Applebaum, A. (2011), What the Occupy protests tell us about the limits of democracy, Washington Post, accessed 10/18/2016 at: https://www.washingtonpost.com/opinions/what-the-occupy-protests-tell-us-about-the-limits-of-democracy/2011/10/17/gIQAay5YsL_story.html
Bellin, J (2010), IS PUNISHMENT RELEVANT AFTER ALL? A PRESCRIPTION FOR INFORMING JURIES OF THE CONSEQUENCES OF CONVICTION, Boston, University Law Review, Vol. 90, accessed 10/15/2015 at: https://www.bu.edu/law/central/jd/organizations/journals/bulr/documents/BELLIN.pdf
Bowers, J. & Robinson, PH, (2012), Perceptions of Fairness and Justice: The Shared Aims and Occasional Conflicts of Legitimacy and Moral Credibility, Wake FOrest Law Review, Sep.5, 2012, accessed 10/15/2015 at: http://wakeforestlawreview.com/2012/09/perceptions-of-fairness-and-justice-the-shared-aims-and-occasional-conflicts-of-legitimacy-and-moral-credibility/

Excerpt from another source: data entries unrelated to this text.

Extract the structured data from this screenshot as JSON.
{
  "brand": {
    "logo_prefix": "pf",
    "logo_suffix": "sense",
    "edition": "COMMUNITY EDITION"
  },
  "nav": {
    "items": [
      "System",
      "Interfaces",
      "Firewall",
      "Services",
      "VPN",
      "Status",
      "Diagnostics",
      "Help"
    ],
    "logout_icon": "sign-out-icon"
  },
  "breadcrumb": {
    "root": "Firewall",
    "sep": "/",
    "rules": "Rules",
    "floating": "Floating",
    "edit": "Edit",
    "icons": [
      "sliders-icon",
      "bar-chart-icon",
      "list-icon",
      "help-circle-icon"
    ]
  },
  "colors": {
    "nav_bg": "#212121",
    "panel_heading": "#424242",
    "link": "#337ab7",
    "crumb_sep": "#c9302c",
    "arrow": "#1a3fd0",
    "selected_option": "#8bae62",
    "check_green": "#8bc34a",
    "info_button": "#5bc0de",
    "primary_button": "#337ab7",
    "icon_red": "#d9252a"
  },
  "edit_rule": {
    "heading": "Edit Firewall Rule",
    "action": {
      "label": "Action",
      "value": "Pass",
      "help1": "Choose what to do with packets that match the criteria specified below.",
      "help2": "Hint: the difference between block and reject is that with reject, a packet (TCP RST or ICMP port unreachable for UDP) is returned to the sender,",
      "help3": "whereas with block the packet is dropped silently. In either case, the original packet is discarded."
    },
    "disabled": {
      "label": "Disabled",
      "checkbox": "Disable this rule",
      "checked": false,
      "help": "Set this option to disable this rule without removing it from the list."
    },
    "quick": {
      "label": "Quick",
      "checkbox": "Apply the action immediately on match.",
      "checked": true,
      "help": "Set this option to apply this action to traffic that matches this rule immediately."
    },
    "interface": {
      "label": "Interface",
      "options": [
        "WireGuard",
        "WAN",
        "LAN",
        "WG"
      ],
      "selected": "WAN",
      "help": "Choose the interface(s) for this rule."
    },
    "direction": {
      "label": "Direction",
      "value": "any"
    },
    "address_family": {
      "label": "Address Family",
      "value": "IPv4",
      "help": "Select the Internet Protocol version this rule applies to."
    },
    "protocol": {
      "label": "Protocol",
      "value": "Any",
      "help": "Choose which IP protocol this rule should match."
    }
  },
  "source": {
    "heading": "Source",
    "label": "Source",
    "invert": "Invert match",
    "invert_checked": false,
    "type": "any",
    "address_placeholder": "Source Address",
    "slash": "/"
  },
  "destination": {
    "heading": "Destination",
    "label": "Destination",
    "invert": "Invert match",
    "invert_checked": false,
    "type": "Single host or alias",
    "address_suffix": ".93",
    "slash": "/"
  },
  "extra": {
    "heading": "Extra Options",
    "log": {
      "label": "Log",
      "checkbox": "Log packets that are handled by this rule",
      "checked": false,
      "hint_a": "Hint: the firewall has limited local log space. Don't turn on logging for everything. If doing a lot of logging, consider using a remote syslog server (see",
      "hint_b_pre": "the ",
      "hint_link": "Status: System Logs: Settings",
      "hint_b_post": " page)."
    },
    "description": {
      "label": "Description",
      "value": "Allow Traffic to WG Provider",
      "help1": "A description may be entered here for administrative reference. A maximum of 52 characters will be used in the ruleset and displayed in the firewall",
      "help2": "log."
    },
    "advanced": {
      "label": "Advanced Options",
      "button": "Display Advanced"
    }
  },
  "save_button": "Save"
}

Crispo LW, Slansky JM, Yriarte GM (1997), Jury Nullification: Law Versus Anarchy. Loyola of Los Angeles Law Review, Vol. 31:1, 11-1-1997, accessed 10/10/2015 at:
Delaune, Timothy A., "Democratizing the Criminal: Jury Nullification as Exercise of Sovereign Discretion over the Friend-Enemy Distinction" (2013). Dissertations. Paper 787. Accessed 10/10/2015 at: http://scholarworks.umass.edu/cgi/viewcontent.cgi?article=1792&context=open_access_dissertations
Mazzarrella, MC (undated), TIPS FROM THE TRENCHES: Creating the Sense of Injustice, Noteworthy Articles, Law of Office of Janice Deaton, accessed 10/19/2015 at: http://www.janicedeaton.com/noteworthy-articles.html
Peter-Hagene, CL, (2013) Nullification Instructions and Anger Increase Jurors’ Reliance on Attitudes in Verdict Decisions, Thesis, University of Chicago, accessed 10/15/2015 at: https://indigo.uic.edu/bitstream/handle/10027/10219/Peter-Hagene_C.Liana.pdf?sequence=1
US District Court, Massachusetts, United States v Robert C. Luisi, 2008, decision accessed at: